This Summer Squash Bake is one of those versatile, easy-peasy recipes that doubles as a hot dinner, and as a cold lunch from leftovers. And for someone like me who’s always on the go, this recipe has definitely become a summertime staple.
Summer Squash Bake
(from page 58 of Cooking Fresh with The Old Farmer’s Almanac)
3 pounds yellow squash or zucchini, sliced
½ cup chopped onion
2 eggs, lightly beaten
1 tablespoon sugar
1 teaspoon salt
½ teaspoon freshly ground black pepper
½ cup (1 stick) butter, melted and divided
1 cup bread crumbs
Preheat the oven to 375°F
In a saucepan over medium-high heat, boil or steam the squash for 3 to 5 minutes, or until tender. Drain, then return the squash to the pan and mash it.
Add the onion, eggs, sugar, salt, pepper, and half of the melted butter to the squash. Stir to incorporate.
Spoon the mixture into a 2-quart casserole.
In a small bowl, drizzle the remaining butter on the bread crumbs and toss to coat.
Sprinkle the bread crumb mixture over the squash and bake for 45 minutes.
Makes 6 servings (or 4 if you’re really hungry!)
This can also be prepared a day ahead and stored in the refrigerator until you’re ready to bake it.

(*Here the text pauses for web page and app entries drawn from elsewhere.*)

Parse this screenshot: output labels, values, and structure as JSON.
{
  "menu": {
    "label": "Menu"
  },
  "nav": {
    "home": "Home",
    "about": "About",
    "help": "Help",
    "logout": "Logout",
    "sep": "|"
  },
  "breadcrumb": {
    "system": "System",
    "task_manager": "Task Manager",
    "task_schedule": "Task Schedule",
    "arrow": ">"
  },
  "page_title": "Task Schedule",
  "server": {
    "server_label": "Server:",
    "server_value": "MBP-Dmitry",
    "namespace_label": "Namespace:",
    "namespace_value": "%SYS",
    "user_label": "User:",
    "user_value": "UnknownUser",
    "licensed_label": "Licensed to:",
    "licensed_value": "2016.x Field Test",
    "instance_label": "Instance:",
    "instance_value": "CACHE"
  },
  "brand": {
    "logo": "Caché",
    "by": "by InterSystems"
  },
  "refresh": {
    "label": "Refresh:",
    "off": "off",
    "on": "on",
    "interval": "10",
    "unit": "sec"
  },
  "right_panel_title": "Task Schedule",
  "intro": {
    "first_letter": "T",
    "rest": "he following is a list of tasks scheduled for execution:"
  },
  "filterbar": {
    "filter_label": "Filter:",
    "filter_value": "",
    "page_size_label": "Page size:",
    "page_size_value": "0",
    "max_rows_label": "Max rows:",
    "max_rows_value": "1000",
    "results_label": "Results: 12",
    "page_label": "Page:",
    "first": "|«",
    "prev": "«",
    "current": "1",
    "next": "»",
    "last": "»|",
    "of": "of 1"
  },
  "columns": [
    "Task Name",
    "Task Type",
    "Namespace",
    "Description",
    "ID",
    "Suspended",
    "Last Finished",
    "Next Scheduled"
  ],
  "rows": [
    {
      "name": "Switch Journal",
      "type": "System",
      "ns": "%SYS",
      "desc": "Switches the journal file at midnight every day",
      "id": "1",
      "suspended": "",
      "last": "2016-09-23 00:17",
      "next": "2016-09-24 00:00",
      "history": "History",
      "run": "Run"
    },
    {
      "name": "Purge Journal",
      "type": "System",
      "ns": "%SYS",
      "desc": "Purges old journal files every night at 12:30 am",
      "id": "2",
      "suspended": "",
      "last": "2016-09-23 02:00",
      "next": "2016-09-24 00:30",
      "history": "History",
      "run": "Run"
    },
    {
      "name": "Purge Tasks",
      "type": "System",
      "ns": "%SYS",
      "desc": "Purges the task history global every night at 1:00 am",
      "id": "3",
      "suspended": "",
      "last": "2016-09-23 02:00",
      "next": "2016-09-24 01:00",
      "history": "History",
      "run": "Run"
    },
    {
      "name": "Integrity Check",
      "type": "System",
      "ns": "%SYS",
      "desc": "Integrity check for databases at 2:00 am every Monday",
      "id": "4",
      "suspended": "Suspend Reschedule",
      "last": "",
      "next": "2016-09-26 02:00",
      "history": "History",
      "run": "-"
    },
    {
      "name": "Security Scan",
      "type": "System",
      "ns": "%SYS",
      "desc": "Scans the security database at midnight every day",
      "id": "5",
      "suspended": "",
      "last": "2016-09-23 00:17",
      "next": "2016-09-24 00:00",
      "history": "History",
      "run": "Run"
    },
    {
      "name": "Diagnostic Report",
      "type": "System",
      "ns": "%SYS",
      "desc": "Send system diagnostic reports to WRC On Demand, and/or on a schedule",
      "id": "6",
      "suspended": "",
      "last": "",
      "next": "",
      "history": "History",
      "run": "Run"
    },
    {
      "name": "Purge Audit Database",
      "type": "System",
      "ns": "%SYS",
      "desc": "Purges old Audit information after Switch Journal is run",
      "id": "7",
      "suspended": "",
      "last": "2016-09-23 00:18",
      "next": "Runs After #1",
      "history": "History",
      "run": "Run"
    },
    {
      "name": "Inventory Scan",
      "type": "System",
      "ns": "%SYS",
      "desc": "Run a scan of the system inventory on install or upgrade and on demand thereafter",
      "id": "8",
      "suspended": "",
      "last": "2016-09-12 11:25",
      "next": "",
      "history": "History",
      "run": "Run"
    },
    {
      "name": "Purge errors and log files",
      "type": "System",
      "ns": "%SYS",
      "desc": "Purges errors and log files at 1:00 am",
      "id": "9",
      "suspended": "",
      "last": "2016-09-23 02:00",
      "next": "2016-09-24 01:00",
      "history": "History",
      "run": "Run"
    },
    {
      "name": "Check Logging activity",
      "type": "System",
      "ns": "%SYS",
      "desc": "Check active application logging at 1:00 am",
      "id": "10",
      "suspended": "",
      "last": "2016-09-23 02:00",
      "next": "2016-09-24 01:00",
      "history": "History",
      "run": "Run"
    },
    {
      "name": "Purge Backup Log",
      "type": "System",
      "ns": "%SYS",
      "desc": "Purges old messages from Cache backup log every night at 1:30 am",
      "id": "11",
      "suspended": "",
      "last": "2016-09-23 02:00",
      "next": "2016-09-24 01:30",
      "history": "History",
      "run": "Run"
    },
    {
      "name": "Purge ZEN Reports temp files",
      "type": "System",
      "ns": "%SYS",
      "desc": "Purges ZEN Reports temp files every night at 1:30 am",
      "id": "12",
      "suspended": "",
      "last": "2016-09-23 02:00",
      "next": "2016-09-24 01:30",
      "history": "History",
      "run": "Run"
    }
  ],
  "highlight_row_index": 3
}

Want more great recipes? Pick up your copy of Cooking Fresh with The Old Farmer’s Almanac!